Scan the listing for "section" and copy out each line that has it.
[Supplied data — start]
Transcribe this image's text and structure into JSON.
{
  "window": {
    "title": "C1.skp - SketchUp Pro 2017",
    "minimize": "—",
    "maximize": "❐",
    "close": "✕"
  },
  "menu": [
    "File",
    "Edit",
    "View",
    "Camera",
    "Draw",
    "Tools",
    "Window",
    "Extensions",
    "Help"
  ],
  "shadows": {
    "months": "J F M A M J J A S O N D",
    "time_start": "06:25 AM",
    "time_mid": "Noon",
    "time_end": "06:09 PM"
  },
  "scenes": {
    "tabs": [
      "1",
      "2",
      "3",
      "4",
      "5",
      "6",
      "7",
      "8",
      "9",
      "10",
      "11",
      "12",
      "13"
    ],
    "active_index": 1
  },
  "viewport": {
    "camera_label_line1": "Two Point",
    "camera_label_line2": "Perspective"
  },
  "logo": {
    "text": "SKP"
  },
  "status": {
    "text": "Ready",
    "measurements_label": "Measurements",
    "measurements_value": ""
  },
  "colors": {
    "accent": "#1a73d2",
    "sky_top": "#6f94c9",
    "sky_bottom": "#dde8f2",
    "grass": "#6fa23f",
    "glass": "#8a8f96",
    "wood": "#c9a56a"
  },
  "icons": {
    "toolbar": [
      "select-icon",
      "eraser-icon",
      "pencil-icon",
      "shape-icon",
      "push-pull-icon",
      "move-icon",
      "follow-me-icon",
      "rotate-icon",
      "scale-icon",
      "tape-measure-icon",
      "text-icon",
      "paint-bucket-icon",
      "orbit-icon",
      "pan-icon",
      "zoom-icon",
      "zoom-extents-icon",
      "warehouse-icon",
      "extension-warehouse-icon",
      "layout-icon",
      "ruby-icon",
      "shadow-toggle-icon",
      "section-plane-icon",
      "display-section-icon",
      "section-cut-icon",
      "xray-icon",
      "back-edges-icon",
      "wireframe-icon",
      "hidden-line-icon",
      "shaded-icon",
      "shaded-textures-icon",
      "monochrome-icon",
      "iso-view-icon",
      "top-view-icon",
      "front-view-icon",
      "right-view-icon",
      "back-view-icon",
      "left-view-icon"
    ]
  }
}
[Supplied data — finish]
*Task result:*
      "section-plane-icon",
      "display-section-icon",
      "section-cut-icon",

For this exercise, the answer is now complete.